At least 157 people have died since Wednesday in Germany's worst flooding in living memory, police said. In Rhineland-Palatinate state alone, authorities reported 110 dead and 670 injured. At least 27 people have lost their lives in neighbouring Belgium.
Rescue crews were sifting through rubble to find victims and survivors, often in dangerous conditions. Police deployed speedboats and divers to recover bodies swept away in the torrents.
Historic heavy rainfall also battered Switzerland, Luxembourg and the Netherlands. As the waters began to recede in Rhineland-Palatinate and neighbouring North-Rhine Westphalia (NRW), concern shifted south to Germany's Upper Bavaria region, where torrential rains inundated basements and led rivers and creeks late Saturday to burst their banks.
One person died in Berchtesgadener Land, a spokeswoman for the Bavarian district said. In the eastern state of Saxony, authorities reported a "significant risk situation" in several villages. In Austria, emergency workers in the Salzburg and Tyrol regions were on high alert for flooding. The scenic town of Hallein suffered severe damage after its streets were submerged. Pope Francis expressed his "nearness" to the people of the stricken regions.
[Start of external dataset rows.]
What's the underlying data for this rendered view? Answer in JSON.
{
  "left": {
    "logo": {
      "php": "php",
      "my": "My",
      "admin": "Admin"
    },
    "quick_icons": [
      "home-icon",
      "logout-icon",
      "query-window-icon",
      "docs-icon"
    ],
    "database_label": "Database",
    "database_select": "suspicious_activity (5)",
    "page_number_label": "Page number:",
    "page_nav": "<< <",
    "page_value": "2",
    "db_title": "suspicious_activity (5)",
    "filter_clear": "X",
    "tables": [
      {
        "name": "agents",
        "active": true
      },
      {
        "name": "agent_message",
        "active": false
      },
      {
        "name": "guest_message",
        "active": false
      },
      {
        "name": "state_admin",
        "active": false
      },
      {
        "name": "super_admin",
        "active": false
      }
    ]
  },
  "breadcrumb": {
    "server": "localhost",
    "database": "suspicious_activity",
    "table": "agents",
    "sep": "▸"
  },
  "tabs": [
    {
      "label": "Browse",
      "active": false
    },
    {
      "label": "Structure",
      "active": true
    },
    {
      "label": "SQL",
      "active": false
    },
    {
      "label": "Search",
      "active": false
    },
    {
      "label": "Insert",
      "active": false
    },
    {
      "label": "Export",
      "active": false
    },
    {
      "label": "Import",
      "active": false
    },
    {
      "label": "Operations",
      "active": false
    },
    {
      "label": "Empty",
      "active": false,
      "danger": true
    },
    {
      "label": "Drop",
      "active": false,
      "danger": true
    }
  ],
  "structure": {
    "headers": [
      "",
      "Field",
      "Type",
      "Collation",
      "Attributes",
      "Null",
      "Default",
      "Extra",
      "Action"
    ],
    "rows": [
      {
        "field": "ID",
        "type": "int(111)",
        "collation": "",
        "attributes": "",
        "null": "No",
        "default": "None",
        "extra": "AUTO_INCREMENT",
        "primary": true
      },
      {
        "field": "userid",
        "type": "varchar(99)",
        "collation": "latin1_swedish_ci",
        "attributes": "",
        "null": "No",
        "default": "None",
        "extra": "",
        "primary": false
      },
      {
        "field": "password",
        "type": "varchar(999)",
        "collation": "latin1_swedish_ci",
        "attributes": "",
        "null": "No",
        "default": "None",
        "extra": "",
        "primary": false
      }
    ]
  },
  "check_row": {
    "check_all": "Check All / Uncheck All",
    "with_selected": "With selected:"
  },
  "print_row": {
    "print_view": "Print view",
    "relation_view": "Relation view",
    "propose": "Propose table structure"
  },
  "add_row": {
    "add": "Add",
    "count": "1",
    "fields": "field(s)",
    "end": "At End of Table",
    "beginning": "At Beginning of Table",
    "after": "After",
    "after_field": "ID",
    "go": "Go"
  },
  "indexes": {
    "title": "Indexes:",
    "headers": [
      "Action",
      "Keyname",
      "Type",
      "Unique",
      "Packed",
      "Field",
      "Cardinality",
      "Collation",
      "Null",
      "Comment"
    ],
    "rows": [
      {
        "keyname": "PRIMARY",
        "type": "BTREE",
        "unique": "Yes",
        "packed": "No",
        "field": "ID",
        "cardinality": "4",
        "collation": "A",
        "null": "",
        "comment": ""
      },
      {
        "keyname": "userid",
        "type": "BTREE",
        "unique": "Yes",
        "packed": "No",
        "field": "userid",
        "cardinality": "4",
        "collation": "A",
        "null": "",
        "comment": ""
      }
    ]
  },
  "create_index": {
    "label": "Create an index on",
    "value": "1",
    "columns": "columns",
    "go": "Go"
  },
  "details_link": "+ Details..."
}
"May the Lord welcome the deceased and comfort their loved ones, may he sustain the efforts of everyone who are helping those who have suffered serious damage," he said Sunday. German Finance Minister Olaf Scholz pledged more than 300 million euros ($354 million) in emergency aid for people who lost homes and businesses, with the cabinet to approve a much larger reconstruction package.
The disaster has increasingly taken on political overtones in Germany, which heads to the polls on September 26 for a general election that will mark the end of Merkel's 16 years in power.
Fight against global warming
With experts saying climate change is making extreme weather events more likely, Merkel said the world "must hurry" in the fight against global warming. "We have to be faster in the fight against climate change."
Armin Laschet, the premier of hard-hit North-Rhine Westphalia (NRW) state and frontrunner in the race, has said efforts to tackle global warming should be "speeded up". But Laschet scored an own goal Saturday when he was filmed laughing in the devastated town of Erftstadt in NRW, where a landslide was triggered by the floods.
In the footage, Laschet could be seen chatting and joking in the background as President Frank-Walter Steinmeier gave a statement expressing his sympathies to grieving families. "Laschet laughs while the country cries," wrote the top-selling Bild daily. Laschet later apologised on Twitter for the "inappropriate" moment.
The scale of the flood impact was gradually becoming clear in Germany, with damaged buildings being assessed, some of which will have to be demolished, and efforts under way to restore gas, electricity and telephone services.
In some areas, soldiers used armoured vehicles to clear the debris clogging streets. Local authorities in NRW and Rhineland-Palatinate said dozens of people remain unaccounted for across both states, possibly due to communication disruptions.
Across the border in Belgium, the death toll rose to 27 with many people still missing. European Commission President Ursula von der Leyen and Prime Minister Alexander de Croo visited the flooded areas of Rochefort and Pepinster together on Saturday. "Europe is with you," von der Leyen tweeted afterwards. "We are with you in mourning and we will be with you in rebuilding."